Designed for use in extreme environments, the device can function in climates ranging from -20 to +55C and can tolerate a humidity level up to 95 per cent.

You interact with the device through the 2.1in colour screen. There's no touch screen capability but in all honesty it's not needed because the interface is easy to navigate with the physical buttons.

A large number pad makes it easy to tap in digits even when you're wearing thick gloves. The edges of the handset are also perforated to provide better grip.

We like the addition of the 'Assistance' button at the top of the device. This can be configured so that pressing it will make a call to a recipient, or send an alert text message/email to one or more recipients in the event of an emergency.

To configure the Assistance button go to Location services > Assistance button > Configure > Assistance.


At its core, the Isatphone 2 is simple to use. After slotting the SIM-card into the back of the device, clipping in the battery and powering up the handset, you'll be asked to deploy the aerial to initiate satellite reception.

The first time you want to connect to a satellite, the device prompts you to configure the internal compass. This is done by waving the phone around in a figure-of-eight motion until it is calibrated. It takes 20-30 seconds to do this and progress is tracked on screen.

Once the device has been calibrated the phone will search for satellites based on your location. It's designed for use in clear open spaces where there is no block between the device the sky. If there is a problem, the handset will do into pointing mode' where it will ask you to line up the device with the satellite on screen to try and establish a connection.

After authorisation is complete, you're free to make and receive phone calls. You won't get bogged down in never-ending menus here.
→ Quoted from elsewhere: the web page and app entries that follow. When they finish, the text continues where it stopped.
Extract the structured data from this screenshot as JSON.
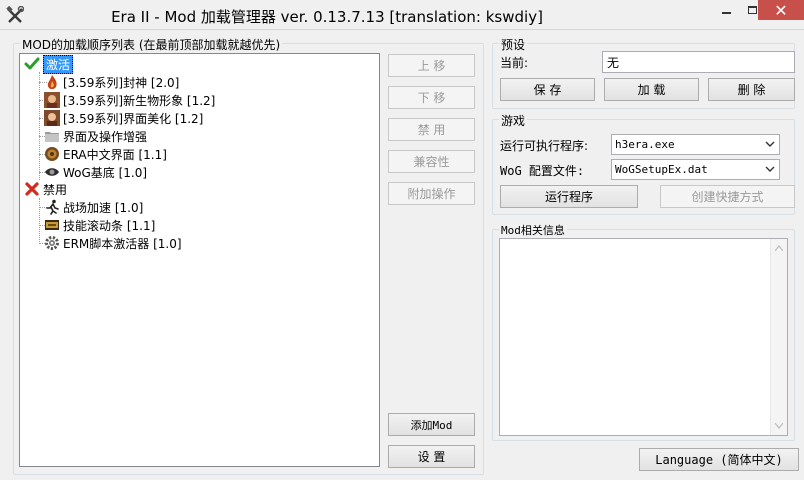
{
  "window": {
    "title": "Era II - Mod 加载管理器 ver. 0.13.7.13 [translation: kswdiy]",
    "close_glyph": "✕"
  },
  "modlist": {
    "label": "MOD的加载顺序列表 (在最前顶部加载就越优先)",
    "active_label": "激活",
    "disabled_label": "禁用",
    "active_items": [
      "[3.59系列]封神 [2.0]",
      "[3.59系列]新生物形象 [1.2]",
      "[3.59系列]界面美化 [1.2]",
      "界面及操作增强",
      "ERA中文界面 [1.1]",
      "WoG基底 [1.0]"
    ],
    "disabled_items": [
      "战场加速 [1.0]",
      "技能滚动条 [1.1]",
      "ERM脚本激活器 [1.0]"
    ]
  },
  "actions": {
    "move_up": "上 移",
    "move_down": "下 移",
    "disable": "禁 用",
    "compat": "兼容性",
    "extra_ops": "附加操作",
    "add_mod": "添加Mod",
    "settings": "设 置"
  },
  "preset": {
    "group_label": "预设",
    "current_label": "当前:",
    "current_value": "无",
    "save": "保 存",
    "load": "加 载",
    "delete": "删 除"
  },
  "game": {
    "group_label": "游戏",
    "exe_label": "运行可执行程序:",
    "exe_value": "h3era.exe",
    "config_label": "WoG 配置文件:",
    "config_value": "WoGSetupEx.dat",
    "run": "运行程序",
    "shortcut": "创建快捷方式"
  },
  "info": {
    "group_label": "Mod相关信息",
    "content": ""
  },
  "language_button": "Language (简体中文)",
  "icons": {
    "app": "crossed-tools-icon",
    "active": "green-check-icon",
    "disabled": "red-x-icon"
  },
  "colors": {
    "selection": "#3399ff",
    "close_button": "#c7504b",
    "check_green": "#2a9d2a",
    "x_red": "#d12a1e"
  }
}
Coverage & Performance

As the maps demonstrate, Inmarsat offers comprehensive coverage across the globe with a minor caveat. The firm prioritises communications above the 440S 00E Latitude.
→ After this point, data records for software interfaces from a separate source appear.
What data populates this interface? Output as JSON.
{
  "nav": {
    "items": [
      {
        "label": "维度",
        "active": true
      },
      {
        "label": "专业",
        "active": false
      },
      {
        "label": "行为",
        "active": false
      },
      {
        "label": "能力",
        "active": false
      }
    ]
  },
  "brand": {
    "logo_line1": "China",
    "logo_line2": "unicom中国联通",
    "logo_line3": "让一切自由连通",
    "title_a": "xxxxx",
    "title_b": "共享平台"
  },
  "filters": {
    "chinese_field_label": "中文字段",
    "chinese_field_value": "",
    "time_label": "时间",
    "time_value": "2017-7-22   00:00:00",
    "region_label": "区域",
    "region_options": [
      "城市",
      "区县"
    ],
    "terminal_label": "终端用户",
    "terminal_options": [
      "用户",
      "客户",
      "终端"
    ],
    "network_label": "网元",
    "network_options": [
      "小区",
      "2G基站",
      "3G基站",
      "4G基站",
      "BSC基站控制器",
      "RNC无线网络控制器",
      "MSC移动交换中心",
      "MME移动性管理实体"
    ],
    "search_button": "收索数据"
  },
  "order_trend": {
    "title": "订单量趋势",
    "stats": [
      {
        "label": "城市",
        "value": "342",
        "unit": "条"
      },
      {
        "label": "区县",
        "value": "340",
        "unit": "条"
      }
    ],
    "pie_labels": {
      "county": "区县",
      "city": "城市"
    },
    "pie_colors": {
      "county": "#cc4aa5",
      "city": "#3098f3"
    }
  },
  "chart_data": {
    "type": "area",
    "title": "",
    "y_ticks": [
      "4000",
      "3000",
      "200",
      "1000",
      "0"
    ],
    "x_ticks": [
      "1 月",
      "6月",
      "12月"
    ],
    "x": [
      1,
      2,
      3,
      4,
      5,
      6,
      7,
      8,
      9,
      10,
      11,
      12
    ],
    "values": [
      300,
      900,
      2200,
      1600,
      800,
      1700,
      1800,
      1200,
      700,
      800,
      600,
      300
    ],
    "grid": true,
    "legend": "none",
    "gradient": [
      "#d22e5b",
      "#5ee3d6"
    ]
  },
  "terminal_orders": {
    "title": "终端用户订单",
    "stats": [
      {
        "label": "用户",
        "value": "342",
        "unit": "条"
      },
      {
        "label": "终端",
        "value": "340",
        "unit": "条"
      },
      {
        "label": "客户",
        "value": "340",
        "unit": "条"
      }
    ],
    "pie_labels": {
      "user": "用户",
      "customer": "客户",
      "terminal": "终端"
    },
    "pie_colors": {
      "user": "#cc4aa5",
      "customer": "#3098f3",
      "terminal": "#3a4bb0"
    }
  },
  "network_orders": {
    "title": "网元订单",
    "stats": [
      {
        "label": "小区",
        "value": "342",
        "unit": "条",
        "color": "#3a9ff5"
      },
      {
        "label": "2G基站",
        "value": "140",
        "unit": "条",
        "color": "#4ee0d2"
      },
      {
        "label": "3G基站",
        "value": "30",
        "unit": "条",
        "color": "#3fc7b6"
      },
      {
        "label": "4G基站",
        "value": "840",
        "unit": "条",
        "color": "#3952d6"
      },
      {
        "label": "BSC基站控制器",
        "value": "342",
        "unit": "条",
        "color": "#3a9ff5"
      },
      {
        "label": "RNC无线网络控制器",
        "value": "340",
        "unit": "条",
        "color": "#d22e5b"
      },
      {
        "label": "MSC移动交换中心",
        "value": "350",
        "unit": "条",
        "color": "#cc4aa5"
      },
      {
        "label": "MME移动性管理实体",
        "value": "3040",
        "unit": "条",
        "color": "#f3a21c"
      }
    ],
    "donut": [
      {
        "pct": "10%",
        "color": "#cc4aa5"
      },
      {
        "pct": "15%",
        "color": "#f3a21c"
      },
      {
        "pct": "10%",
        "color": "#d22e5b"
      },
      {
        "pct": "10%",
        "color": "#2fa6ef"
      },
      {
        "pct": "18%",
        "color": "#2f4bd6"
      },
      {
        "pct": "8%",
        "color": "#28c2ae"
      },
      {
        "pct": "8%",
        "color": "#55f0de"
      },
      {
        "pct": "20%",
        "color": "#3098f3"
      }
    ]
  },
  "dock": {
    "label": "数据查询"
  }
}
In reality this means you "may experience a degradation of service" in areas below the red line, such as Antarctica, Argentina and the fringes of New Zealand.

In 4 out of the 5 locations tested around London and Luton, we picked up a satellite signal without any problem in open spaces. Call quality was good - but it could do with noise cancellation to counter windy conditions.
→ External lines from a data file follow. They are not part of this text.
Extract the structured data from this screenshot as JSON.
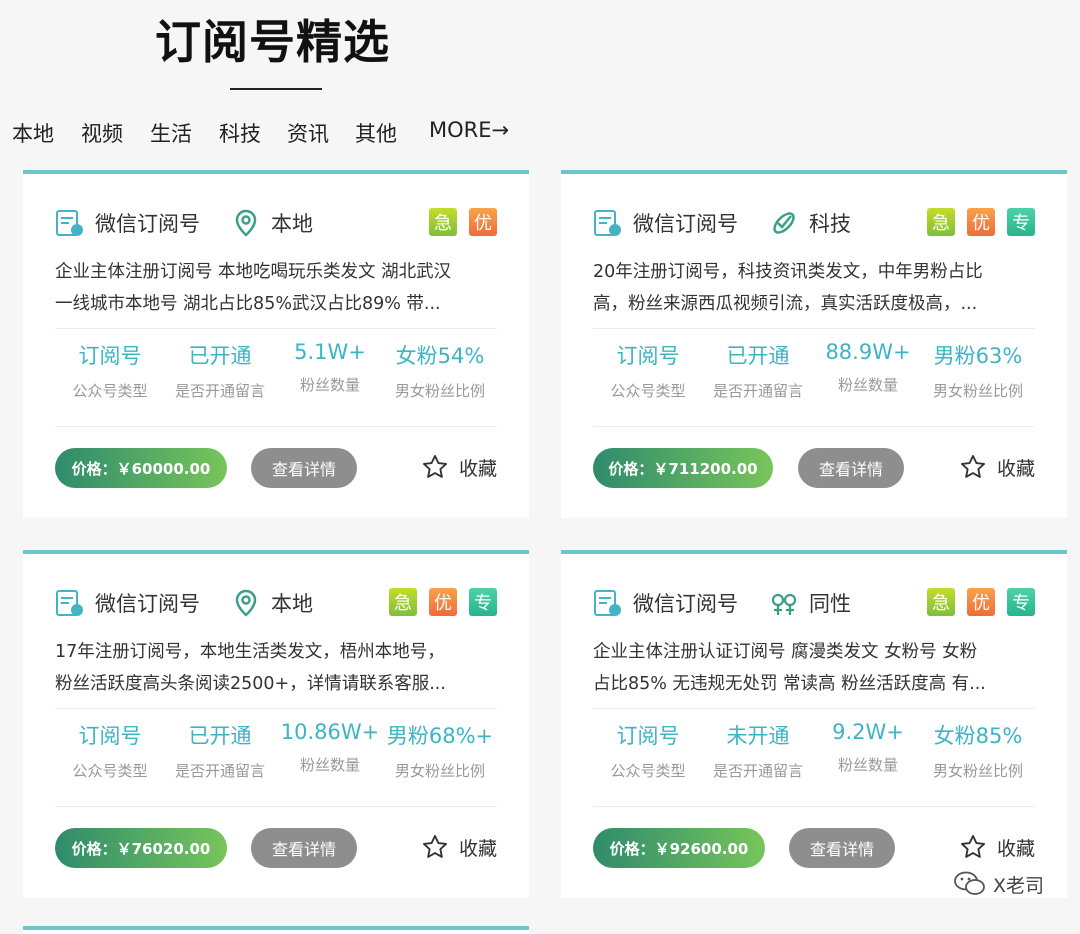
{
  "header": {
    "title": "订阅号精选"
  },
  "nav": [
    {
      "label": "本地",
      "icon": ""
    },
    {
      "label": "视频",
      "icon": ""
    },
    {
      "label": "生活",
      "icon": ""
    },
    {
      "label": "科技",
      "icon": ""
    },
    {
      "label": "资讯",
      "icon": ""
    },
    {
      "label": "其他",
      "icon": ""
    },
    {
      "label": "MORE→",
      "icon": ""
    }
  ],
  "cards": [
    {
      "platform": "微信订阅号",
      "category": "本地",
      "category_icon": "location-pin-icon",
      "badges": [
        "急",
        "优"
      ],
      "desc": [
        "企业主体注册订阅号 本地吃喝玩乐类发文 湖北武汉",
        "一线城市本地号 湖北占比85%武汉占比89% 带..."
      ],
      "stats": [
        {
          "value": "订阅号",
          "label": "公众号类型"
        },
        {
          "value": "已开通",
          "label": "是否开通留言"
        },
        {
          "value": "5.1W+",
          "label": "粉丝数量"
        },
        {
          "value": "女粉54%",
          "label": "男女粉丝比例"
        }
      ],
      "price": "价格：￥60000.00",
      "detail": "查看详情",
      "fav": "收藏"
    },
    {
      "platform": "微信订阅号",
      "category": "科技",
      "category_icon": "tech-icon",
      "badges": [
        "急",
        "优",
        "专"
      ],
      "desc": [
        "20年注册订阅号，科技资讯类发文，中年男粉占比",
        "高，粉丝来源西瓜视频引流，真实活跃度极高，..."
      ],
      "stats": [
        {
          "value": "订阅号",
          "label": "公众号类型"
        },
        {
          "value": "已开通",
          "label": "是否开通留言"
        },
        {
          "value": "88.9W+",
          "label": "粉丝数量"
        },
        {
          "value": "男粉63%",
          "label": "男女粉丝比例"
        }
      ],
      "price": "价格：￥711200.00",
      "detail": "查看详情",
      "fav": "收藏"
    },
    {
      "platform": "微信订阅号",
      "category": "本地",
      "category_icon": "location-pin-icon",
      "badges": [
        "急",
        "优",
        "专"
      ],
      "desc": [
        "17年注册订阅号，本地生活类发文，梧州本地号，",
        "粉丝活跃度高头条阅读2500+，详情请联系客服..."
      ],
      "stats": [
        {
          "value": "订阅号",
          "label": "公众号类型"
        },
        {
          "value": "已开通",
          "label": "是否开通留言"
        },
        {
          "value": "10.86W+",
          "label": "粉丝数量"
        },
        {
          "value": "男粉68%+",
          "label": "男女粉丝比例"
        }
      ],
      "price": "价格：￥76020.00",
      "detail": "查看详情",
      "fav": "收藏"
    },
    {
      "platform": "微信订阅号",
      "category": "同性",
      "category_icon": "gender-icon",
      "badges": [
        "急",
        "优",
        "专"
      ],
      "desc": [
        "企业主体注册认证订阅号 腐漫类发文 女粉号 女粉",
        "占比85% 无违规无处罚 常读高 粉丝活跃度高 有..."
      ],
      "stats": [
        {
          "value": "订阅号",
          "label": "公众号类型"
        },
        {
          "value": "未开通",
          "label": "是否开通留言"
        },
        {
          "value": "9.2W+",
          "label": "粉丝数量"
        },
        {
          "value": "女粉85%",
          "label": "男女粉丝比例"
        }
      ],
      "price": "价格：￥92600.00",
      "detail": "查看详情",
      "fav": "收藏"
    }
  ],
  "watermark": "X老司",
  "colors": {
    "accent": "#6cc5c9",
    "stat": "#3cb4c4",
    "price_start": "#2f8b6d",
    "price_end": "#77c55a"
  }
}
Performance in built-up urban areas is limited. The device will struggle to connect when you're surrounded by tall buildings, so it's best to use cellular coverage. Even when on the the roof of the Dennis Publishing office, we found reception was flaky. It fluctuated between one bar and full strength signal, but we were still able to connect to a call.

The handset is capable of offering up to 8 hours of talk time and 160 hours on standby, so it doesn't need to be charged on a daily basis. The ability to carry around a spare and swap it in on the move is also invaluable considering you won't want to run out of juice in the middle of nowhere.


The units have an RRP of $999 but prices vary depending on the distributor. In the UK pricing starts at 520 ex VAT. Minutes can be purchased on a pay-as-you-go basis or a rolling monthly contract. Calls will work out at approximately 1 a minute inc VAT.

This is a niche device, but is useful if you've got employees in areas where there is no hope of cellular connection like oil rigs and desert expeditions. It's easy to use, rugged in nature and performs the primary function well.


A unique handset, which will no doubt prove invaluable for those working in remote areas.

Size - 169 x 75 x 29mm

Weight - 316g

Battery - 8 hours talk/160 standby

Ingress - IP65

Network - 3 Geostationary satellites

Coverage - Global

Text - Yes

Location - Tracking button, Programmable assistance, share location via SMS

Bluetooth - Yes

Emergency response co-ordination - Yes

Khidr Suleman is the Technical Editor at IT Pro, a role he has fulfilled since March 2012. He is responsible for the reviews section on the site  - so get in touch if you have a product you think might be of interest to the business world. He also covers the hardware and operating systems beats. Prior to joining IT Pro, Khidr worked as a reporter at Incisive Media. He studied law at the University of Reading and completed a Postgraduate Diploma in Magazine Journalism and Online Writing at PMA Training.